Globally, Los Angeles is a kind of cultural border town between East and West. No wonder, then, that an exhibition of Japanese painting seems so at home in the modest seaside Long Beach Museum of Art. The sensibility of the island nation has influenced L.A. art from its Craftsman architecture to its Assemblage and Light and Space art.
Titled "When Brightness Comes: Japanese Paintings From a Southern California Collection," it was organized by the museum and its guest curator, Scripps College art historian Bruce Coats. He deserves praise for conciseness and clarity in managing to convey about three centuries of development in just 30 scrolls, screens and other objects. There is unfortunately no catalog for the vest-pocket survey, but Coats' wall labels are particularly pithy.
Philosophically, the most striking quality of this and other Asian art is its self-effacement. Historically, Japanese artists have reflected the great value their culture puts on venerating the past and learning from established precedent.
Thus, religious paintings like those on view are mainly careful copies of old images believed to have sacred powers. For an artist engaged in such a holy task it would be heresy to insert marks of individuality. In more secularized art the masters and teachers of new artists are so respected that their works are copied sometimes right down to the signature. This has nothing to do with forgery, but sometimes makes scholarly authentication a nightmare.
The concept is particularly difficult in the ego-centered West, with its mania for novelty. One person who seems to get the idea is the owner of the collection who, museum director Harold Nelson said, loaned these treasures on condition of anonymity. That's rare and refreshing.
Chronologically, the show begins with images influenced by the introduction of Buddhism in the 6th century. Scrolls are subdued but sumptuous, mounted on rich fabrics.
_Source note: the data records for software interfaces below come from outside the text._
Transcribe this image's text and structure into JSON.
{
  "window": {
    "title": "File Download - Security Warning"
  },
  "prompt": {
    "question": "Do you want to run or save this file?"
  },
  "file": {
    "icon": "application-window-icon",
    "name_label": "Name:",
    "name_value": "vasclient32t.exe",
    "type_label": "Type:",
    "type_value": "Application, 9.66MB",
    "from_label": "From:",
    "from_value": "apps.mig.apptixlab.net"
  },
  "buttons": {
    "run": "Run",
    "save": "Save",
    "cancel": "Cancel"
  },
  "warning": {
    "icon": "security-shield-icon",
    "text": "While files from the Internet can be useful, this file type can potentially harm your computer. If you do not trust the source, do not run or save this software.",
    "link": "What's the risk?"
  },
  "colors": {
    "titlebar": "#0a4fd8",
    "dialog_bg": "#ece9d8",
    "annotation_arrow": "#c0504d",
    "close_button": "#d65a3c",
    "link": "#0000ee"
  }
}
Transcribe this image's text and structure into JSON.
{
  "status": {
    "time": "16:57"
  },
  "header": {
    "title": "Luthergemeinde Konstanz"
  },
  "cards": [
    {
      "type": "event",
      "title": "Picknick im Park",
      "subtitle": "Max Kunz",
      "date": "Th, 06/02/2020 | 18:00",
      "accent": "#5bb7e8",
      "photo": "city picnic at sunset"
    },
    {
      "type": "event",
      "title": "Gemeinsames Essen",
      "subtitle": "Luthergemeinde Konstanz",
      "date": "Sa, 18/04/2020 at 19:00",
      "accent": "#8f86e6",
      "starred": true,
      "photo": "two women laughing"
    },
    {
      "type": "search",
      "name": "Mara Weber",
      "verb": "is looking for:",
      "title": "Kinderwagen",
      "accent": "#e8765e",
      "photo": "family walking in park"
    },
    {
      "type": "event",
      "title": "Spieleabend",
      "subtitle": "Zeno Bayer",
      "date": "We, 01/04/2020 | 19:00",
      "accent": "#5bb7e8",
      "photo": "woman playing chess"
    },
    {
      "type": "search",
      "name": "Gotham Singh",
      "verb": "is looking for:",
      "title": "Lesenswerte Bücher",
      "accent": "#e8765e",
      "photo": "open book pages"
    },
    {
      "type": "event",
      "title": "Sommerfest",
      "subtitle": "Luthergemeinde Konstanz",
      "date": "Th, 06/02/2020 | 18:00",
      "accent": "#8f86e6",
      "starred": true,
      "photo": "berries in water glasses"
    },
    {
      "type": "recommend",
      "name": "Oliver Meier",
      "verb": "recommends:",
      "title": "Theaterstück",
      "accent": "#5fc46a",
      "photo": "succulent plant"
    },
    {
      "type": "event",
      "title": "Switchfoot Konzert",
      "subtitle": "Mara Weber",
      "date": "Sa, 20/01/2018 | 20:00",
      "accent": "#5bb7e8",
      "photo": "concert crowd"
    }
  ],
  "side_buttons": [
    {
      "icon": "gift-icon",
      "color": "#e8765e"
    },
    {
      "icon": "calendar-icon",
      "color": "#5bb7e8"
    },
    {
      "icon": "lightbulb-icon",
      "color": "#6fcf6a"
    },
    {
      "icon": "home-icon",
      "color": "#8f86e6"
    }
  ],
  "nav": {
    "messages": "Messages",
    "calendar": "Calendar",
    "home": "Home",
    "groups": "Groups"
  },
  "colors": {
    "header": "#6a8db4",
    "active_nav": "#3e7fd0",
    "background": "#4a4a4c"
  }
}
Tending to hierarchical symmetry derived from cosmic diagrams, they give faces to concepts. "Godaimyoo, the Five Wisdom Kings" depicts ferocious, armed protector figures who destroy objects of spiritual wisdom. "Amidha, Buddha of the Pure Land" shows a monumental deity whose gold halo emanates rays that have surprisingly modern optical effect.
Zen Buddhism emphasizes individual attainment of enlightenment and was the great symbolic touchstone for the American Beat generation in the '50s. Its art is loose, calligraphic and laced with joy. "Hotei, a Zen Eccentric" shows a legendary 10th century roly-poly beggar fishing in a little boat. He collected interesting treasures in his bag and played with children, talking to them only with giggles and cackles. A source of modern abstraction is seen in Gesso Inukai's Zen "Enso, Circle of Enlightenment."
By dramatic contrast to this religious art, images derived from nature and everyday life flourished starting in the 17th century. A particularly elegant example is "Standing Courtesan," which shows an aristocratic prostitute adjusting her hairpins. This kind of imagery led to the popular woodcuts of the 19th century that showed Tokyo's demimonde "floating world."
On its face it would seem to have little to do with wonderful imaginary views of nature like "Eight Views of the Xiao and Xiang Rivers" or the grandeur of a gold-ground screen depicting cherry blossoms. One crucial thing, however, unites it all.
Along with most other non-Western cultures, Japanese art respects nature by not really trying to compete with it. Such cultures make art though stylization, while the West has insisted on trying to imitate nature to the point of fooling the eye. The non-Western way has the curious advantage of offering an experience that is at once completely artificial and completely convincing.
* Long Beach Museum of Art, 2300 E. Ocean Blvd., through June 19, closed Mondays and Tuesdays, (310) 439-2119.